As for the selfie cam, it’s just 2-megapixels and undersaturated for some reason. Microsoft should have opted for a slightly saturated processing so it could pass for a quality social media post. Here are two sample taken with identical lighting but different angles:
The video capture for the main cam maxes out at just 720p. You can select the framerate at either 24, 25 or 30fps. Quality is below-average for 2016 and also for the price you’re paying for the handset. Here’s a short sample:
Performance and Benchmarks
On paper, there’s not much to expect from this budget Windows 10 Mobile. It has a Qualcomm Snapdragon 210 paired with Adreno 304 and has 1GB of RAM. Previous Windows Phone devices don’t need high specs to run smoothly but that’s not the case here.
In general, performance has been good but there’s a bit of a stutter with certain animations, transitions, and especially with the apps. Loading times are slower than before and everything just felt heavy for the phone to handle. But once it gets to pass through this phase of loading, things get better.
There are only a few benchmark apps for Windows 10 Mobile and just to provide you numbers for comparison, here are some:
Antutu Benchmark v6 Beta 5 — 26790
Basemark OS II — 252
WP Bench — 216.6
Call Quality and Connectivity
If there’s anything I am expecting from Microsoft’s device is call quality since the former Nokia’s legend has always been about the basics of a phone — telephony. Calls on either end are loud and clear. The earpiece has adequate volume to let you understand calls in a crowded environment.

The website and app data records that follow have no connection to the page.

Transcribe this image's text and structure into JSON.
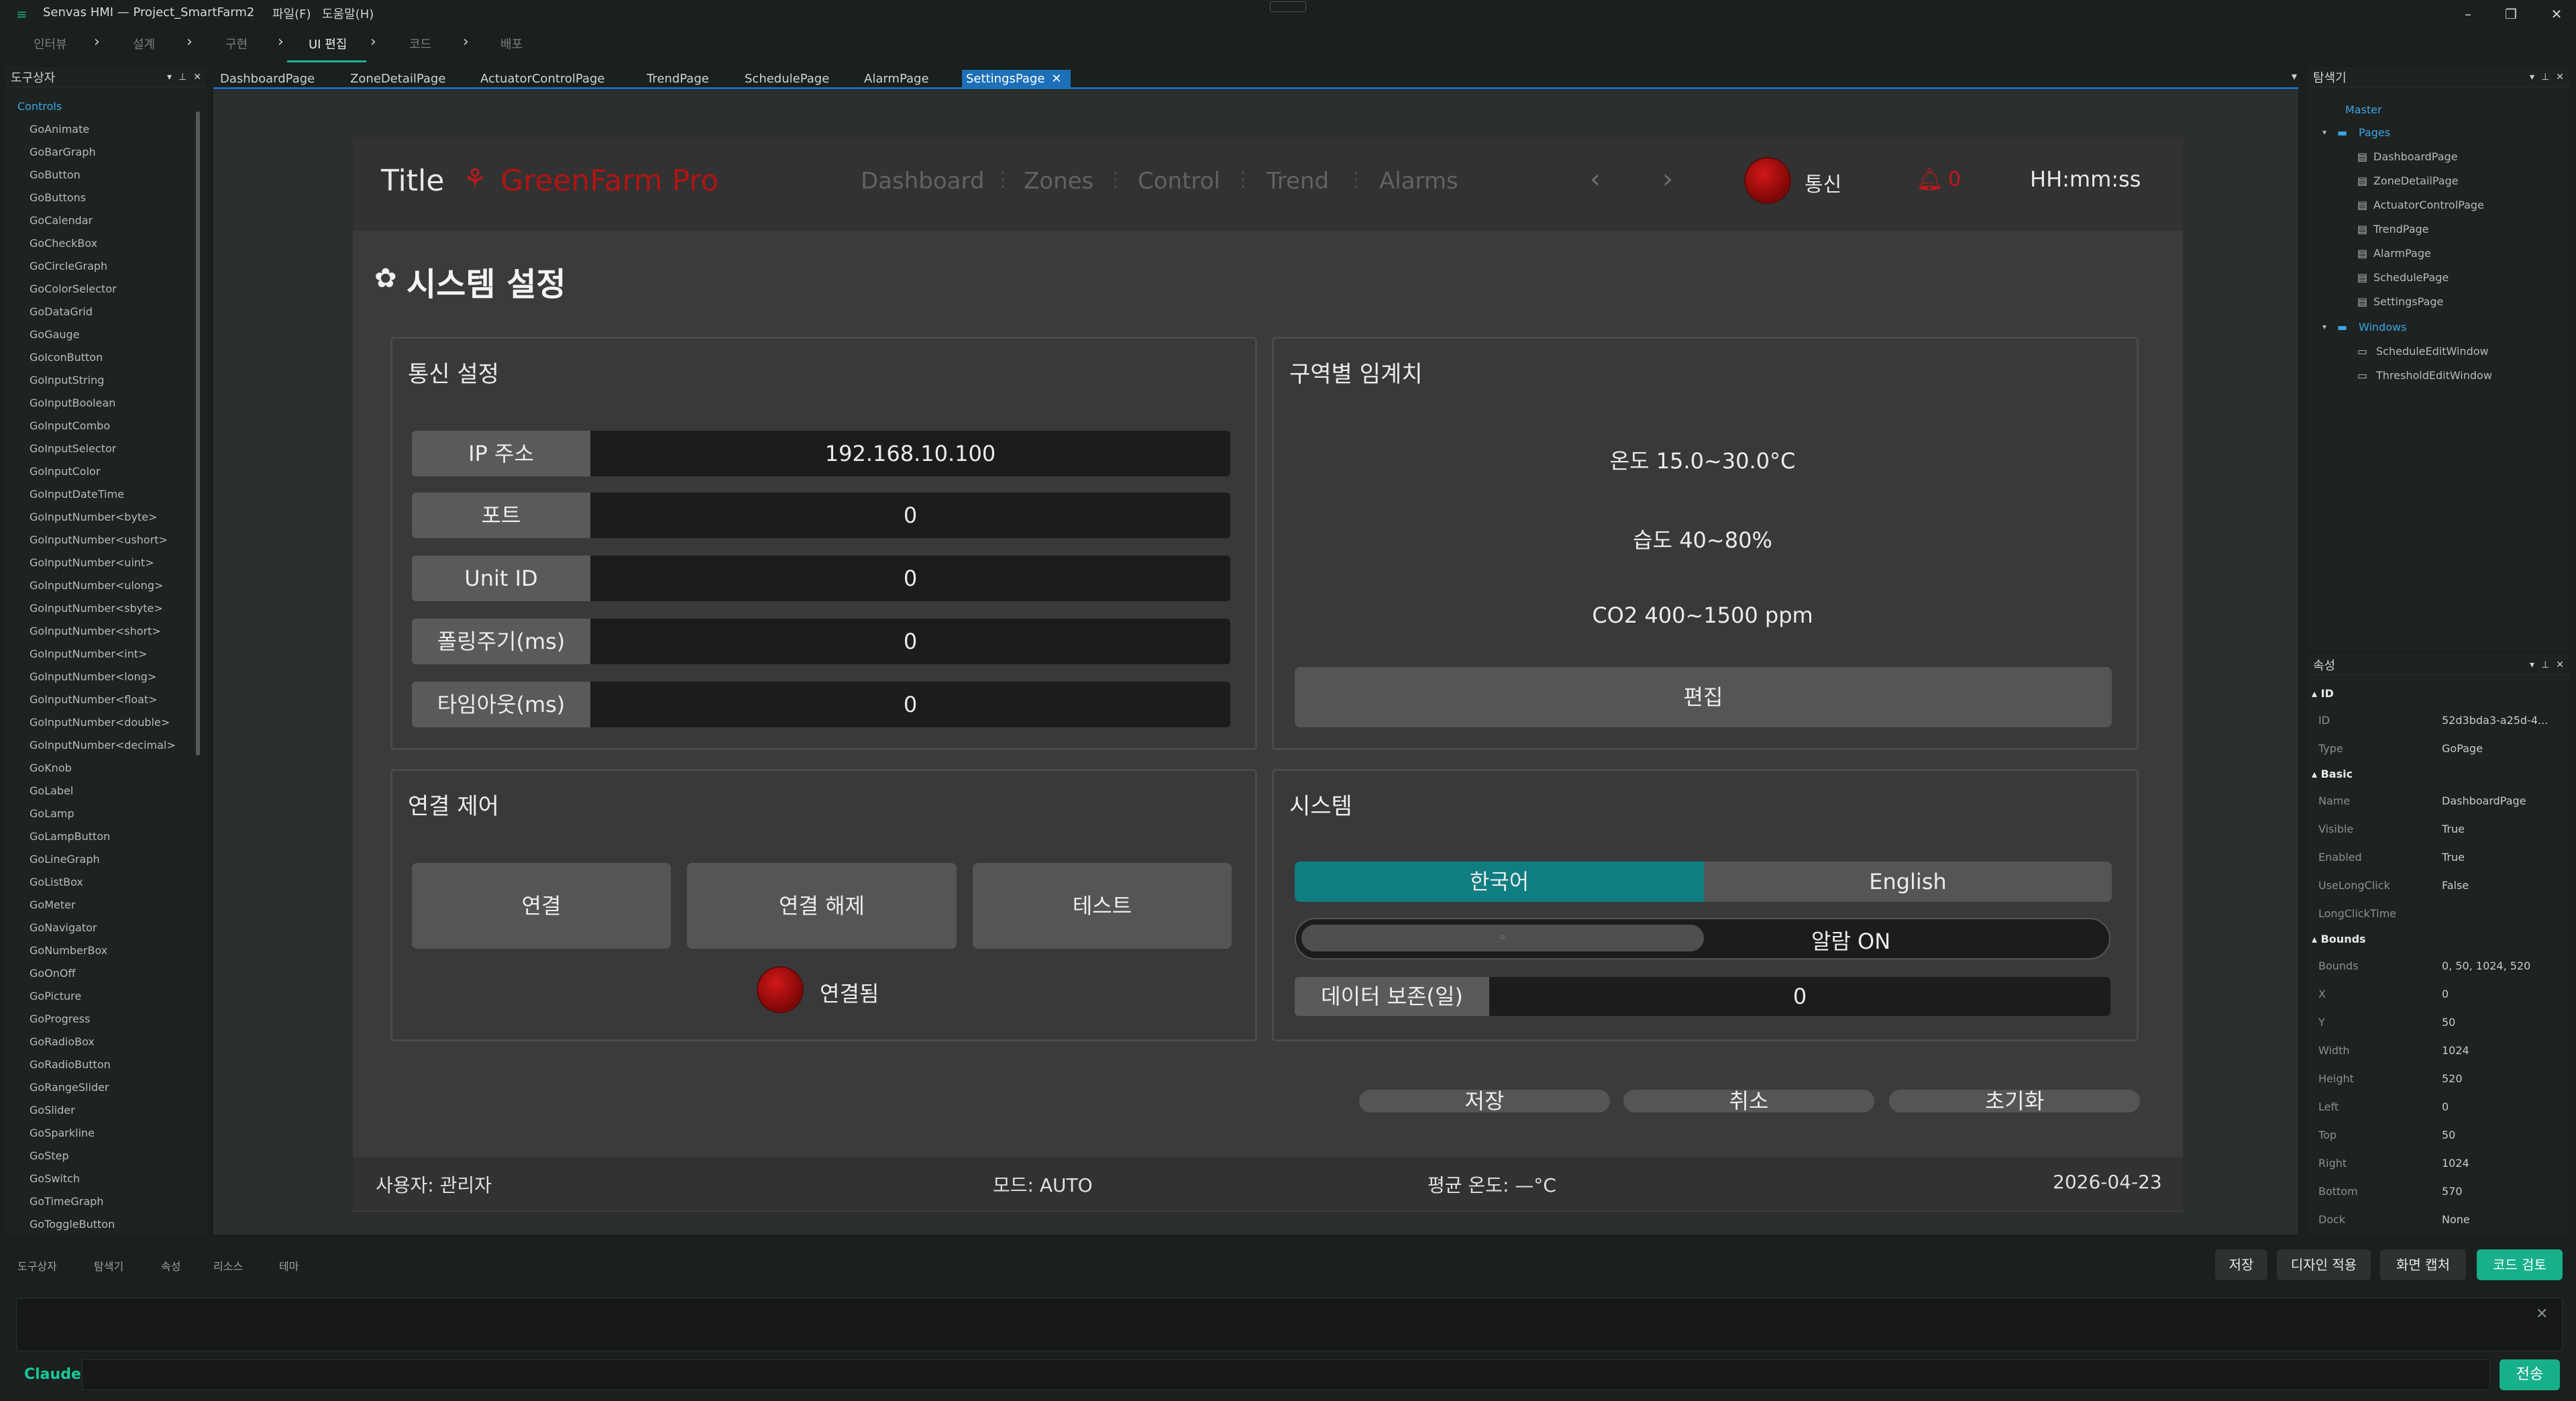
{
  "app": {
    "title": "Senvas HMI — Project_SmartFarm2",
    "menu": [
      "파일(F)",
      "도움말(H)"
    ]
  },
  "workflow": {
    "steps": [
      "인터뷰",
      "설계",
      "구현",
      "UI 편집",
      "코드",
      "배포"
    ],
    "active": "UI 편집"
  },
  "toolbox": {
    "title": "도구상자",
    "group": "Controls",
    "items": [
      "GoAnimate",
      "GoBarGraph",
      "GoButton",
      "GoButtons",
      "GoCalendar",
      "GoCheckBox",
      "GoCircleGraph",
      "GoColorSelector",
      "GoDataGrid",
      "GoGauge",
      "GoIconButton",
      "GoInputString",
      "GoInputBoolean",
      "GoInputCombo",
      "GoInputSelector",
      "GoInputColor",
      "GoInputDateTime",
      "GoInputNumber<byte>",
      "GoInputNumber<ushort>",
      "GoInputNumber<uint>",
      "GoInputNumber<ulong>",
      "GoInputNumber<sbyte>",
      "GoInputNumber<short>",
      "GoInputNumber<int>",
      "GoInputNumber<long>",
      "GoInputNumber<float>",
      "GoInputNumber<double>",
      "GoInputNumber<decimal>",
      "GoKnob",
      "GoLabel",
      "GoLamp",
      "GoLampButton",
      "GoLineGraph",
      "GoListBox",
      "GoMeter",
      "GoNavigator",
      "GoNumberBox",
      "GoOnOff",
      "GoPicture",
      "GoProgress",
      "GoRadioBox",
      "GoRadioButton",
      "GoRangeSlider",
      "GoSlider",
      "GoSparkline",
      "GoStep",
      "GoSwitch",
      "GoTimeGraph",
      "GoToggleButton"
    ]
  },
  "tabs": [
    "DashboardPage",
    "ZoneDetailPage",
    "ActuatorControlPage",
    "TrendPage",
    "SchedulePage",
    "AlarmPage",
    "SettingsPage"
  ],
  "active_tab": "SettingsPage",
  "hmi": {
    "header_title": "Title",
    "brand": "GreenFarm Pro",
    "nav": [
      "Dashboard",
      "Zones",
      "Control",
      "Trend",
      "Alarms"
    ],
    "comm_label": "통신",
    "alarm_count": "0",
    "clock": "HH:mm:ss",
    "page_title": "시스템 설정",
    "comm_card": {
      "title": "통신 설정",
      "fields": [
        {
          "label": "IP 주소",
          "value": "192.168.10.100"
        },
        {
          "label": "포트",
          "value": "0"
        },
        {
          "label": "Unit ID",
          "value": "0"
        },
        {
          "label": "폴링주기(ms)",
          "value": "0"
        },
        {
          "label": "타임아웃(ms)",
          "value": "0"
        }
      ]
    },
    "threshold_card": {
      "title": "구역별 임계치",
      "rows": [
        "온도 15.0~30.0°C",
        "습도 40~80%",
        "CO2 400~1500 ppm"
      ],
      "edit": "편집"
    },
    "conn_card": {
      "title": "연결 제어",
      "buttons": [
        "연결",
        "연결 해제",
        "테스트"
      ],
      "status": "연결됨"
    },
    "system_card": {
      "title": "시스템",
      "lang": [
        "한국어",
        "English"
      ],
      "alarm_switch": "알람 ON",
      "retention_label": "데이터 보존(일)",
      "retention_value": "0"
    },
    "actions": [
      "저장",
      "취소",
      "초기화"
    ],
    "footer": [
      "사용자: 관리자",
      "모드: AUTO",
      "평균 온도: —°C",
      "2026-04-23"
    ]
  },
  "explorer": {
    "title": "탐색기",
    "root": "Master",
    "pages_folder": "Pages",
    "pages": [
      "DashboardPage",
      "ZoneDetailPage",
      "ActuatorControlPage",
      "TrendPage",
      "AlarmPage",
      "SchedulePage",
      "SettingsPage"
    ],
    "windows_folder": "Windows",
    "windows": [
      "ScheduleEditWindow",
      "ThresholdEditWindow"
    ]
  },
  "properties": {
    "title": "속성",
    "sections": {
      "id": "ID",
      "basic": "Basic",
      "bounds": "Bounds"
    },
    "id_rows": [
      {
        "k": "ID",
        "v": "52d3bda3-a25d-4..."
      },
      {
        "k": "Type",
        "v": "GoPage"
      }
    ],
    "basic_rows": [
      {
        "k": "Name",
        "v": "DashboardPage"
      },
      {
        "k": "Visible",
        "v": "True"
      },
      {
        "k": "Enabled",
        "v": "True"
      },
      {
        "k": "UseLongClick",
        "v": "False"
      },
      {
        "k": "LongClickTime",
        "v": ""
      }
    ],
    "bounds_rows": [
      {
        "k": "Bounds",
        "v": "0, 50, 1024, 520"
      },
      {
        "k": "X",
        "v": "0"
      },
      {
        "k": "Y",
        "v": "50"
      },
      {
        "k": "Width",
        "v": "1024"
      },
      {
        "k": "Height",
        "v": "520"
      },
      {
        "k": "Left",
        "v": "0"
      },
      {
        "k": "Top",
        "v": "50"
      },
      {
        "k": "Right",
        "v": "1024"
      },
      {
        "k": "Bottom",
        "v": "570"
      },
      {
        "k": "Dock",
        "v": "None"
      }
    ]
  },
  "bottom_tabs": [
    "도구상자",
    "탐색기",
    "속성",
    "리소스",
    "테마"
  ],
  "bottom_actions": [
    "저장",
    "디자인 적용",
    "화면 캡처",
    "코드 검토"
  ],
  "chat": {
    "label": "Claude",
    "send": "전송"
  },
  "colors": {
    "accent": "#17b08a",
    "brand_red": "#b01414",
    "tab_blue": "#1d6fb8",
    "lang_active": "#0f7e82"
  }
}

As for connectivity, Lumia 550 has all the standards like LTE Cat4, Wi-Fi 802.11 b/g/n, Bluetooth 4.1, GPS, and GLONASS. Keep in mind that the handset only accepts a nano-SIM card.
What’s powering the Lumia 550 is a removable 2100mAh Li-Ion battery which is quite low if compared to other 5-inch smartphones. With a real life test, we started our day with a full charge at around 8AM and turned on cellular data since we’ll be on the go. At around 3PM, the phone is already alarming for low battery. That’s about 7 hours of moderate usage with data.
With our usual battery test wherein we loop a 1080p video at 50% brightness and volume through earphones, it was able to last for 7 hours and 42 minutes. Quite average but still underwhelming for a phone this size.
The Microsoft Lumia 550 retails for Php 6,490. That’s not cheap for a budget offering when compared to Android counterparts and frankly, since Microsoft took over Nokia’s mobile business, the quality of their smartphones became inferior. The specifications have always been on the low side since Windows Phone doesn’t need much power but the overall build and durability of the handset is in question. With the lack of apps, buggy software, and questionable support, users who are not keen on having Windows 10 Mobile at a budget are better off with something else.
Microsoft Lumia 550 specs:
4.7-inch IPS LCD display (1280 x 720 pixels), 315ppi
1.1GHz Qualcomm Snapdragon 210 quad-core CPU
Adreno 304 GPU
8GB internal storage
up to 200GB via microSD
5MP rear camera w/ LED flash
2MP front camera
WiFi 802.11 b/g/n
Bluetooth 4.1, A2DP
GPS, A-GPS, GLONASS
2,100mAh Li-Ion removable battery
Windows 10 Mobile
136.1 x 67.8 x 9.9 mm
What we liked about it:
- Clean looking UI
- Good speaker quality
What we didn’t:
- Short battery life
- Bad viewing angles
- Lack of apps
- Low specifications